WORK REQUIRED:
Would you please retype the records that follow, word for word?

[Stored items]
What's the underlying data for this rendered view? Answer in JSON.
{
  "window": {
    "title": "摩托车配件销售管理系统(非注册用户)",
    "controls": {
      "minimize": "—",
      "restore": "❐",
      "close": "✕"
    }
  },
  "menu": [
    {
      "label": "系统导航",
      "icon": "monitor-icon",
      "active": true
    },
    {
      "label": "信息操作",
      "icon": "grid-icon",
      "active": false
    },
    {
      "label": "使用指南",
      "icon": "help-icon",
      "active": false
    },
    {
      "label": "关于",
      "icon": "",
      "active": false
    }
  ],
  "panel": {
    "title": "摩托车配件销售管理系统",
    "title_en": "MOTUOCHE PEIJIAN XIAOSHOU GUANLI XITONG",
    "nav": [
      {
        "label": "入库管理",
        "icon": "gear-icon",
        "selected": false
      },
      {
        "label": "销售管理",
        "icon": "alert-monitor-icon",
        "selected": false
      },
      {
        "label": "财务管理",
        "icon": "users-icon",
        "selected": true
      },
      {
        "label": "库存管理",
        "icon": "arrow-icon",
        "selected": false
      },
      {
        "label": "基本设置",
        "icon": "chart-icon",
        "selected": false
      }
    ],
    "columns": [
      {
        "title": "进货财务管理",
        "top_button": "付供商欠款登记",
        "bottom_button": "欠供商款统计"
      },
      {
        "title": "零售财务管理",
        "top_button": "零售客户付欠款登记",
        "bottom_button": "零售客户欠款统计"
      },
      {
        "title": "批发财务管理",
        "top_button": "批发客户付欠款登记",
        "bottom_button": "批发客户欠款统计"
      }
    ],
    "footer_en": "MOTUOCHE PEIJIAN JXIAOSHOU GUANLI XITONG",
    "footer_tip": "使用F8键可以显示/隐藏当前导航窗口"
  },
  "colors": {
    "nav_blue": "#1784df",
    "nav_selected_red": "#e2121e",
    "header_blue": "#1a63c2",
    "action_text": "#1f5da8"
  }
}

SOLUTION FOR THIS TASK:
What's the underlying data for this rendered view? Answer in JSON.
{
  "window": {
    "title": "摩托车配件销售管理系统(非注册用户)",
    "controls": {
      "minimize": "—",
      "restore": "❐",
      "close": "✕"
    }
  },
  "menu": [
    {
      "label": "系统导航",
      "icon": "monitor-icon",
      "active": true
    },
    {
      "label": "信息操作",
      "icon": "grid-icon",
      "active": false
    },
    {
      "label": "使用指南",
      "icon": "help-icon",
      "active": false
    },
    {
      "label": "关于",
      "icon": "",
      "active": false
    }
  ],
  "panel": {
    "title": "摩托车配件销售管理系统",
    "title_en": "MOTUOCHE PEIJIAN XIAOSHOU GUANLI XITONG",
    "nav": [
      {
        "label": "入库管理",
        "icon": "gear-icon",
        "selected": false
      },
      {
        "label": "销售管理",
        "icon": "alert-monitor-icon",
        "selected": false
      },
      {
        "label": "财务管理",
        "icon": "users-icon",
        "selected": true
      },
      {
        "label": "库存管理",
        "icon": "arrow-icon",
        "selected": false
      },
      {
        "label": "基本设置",
        "icon": "chart-icon",
        "selected": false
      }
    ],
    "columns": [
      {
        "title": "进货财务管理",
        "top_button": "付供商欠款登记",
        "bottom_button": "欠供商款统计"
      },
      {
        "title": "零售财务管理",
        "top_button": "零售客户付欠款登记",
        "bottom_button": "零售客户欠款统计"
      },
      {
        "title": "批发财务管理",
        "top_button": "批发客户付欠款登记",
        "bottom_button": "批发客户欠款统计"
      }
    ],
    "footer_en": "MOTUOCHE PEIJIAN JXIAOSHOU GUANLI XITONG",
    "footer_tip": "使用F8键可以显示/隐藏当前导航窗口"
  },
  "colors": {
    "nav_blue": "#1784df",
    "nav_selected_red": "#e2121e",
    "header_blue": "#1a63c2",
    "action_text": "#1f5da8"
  }
}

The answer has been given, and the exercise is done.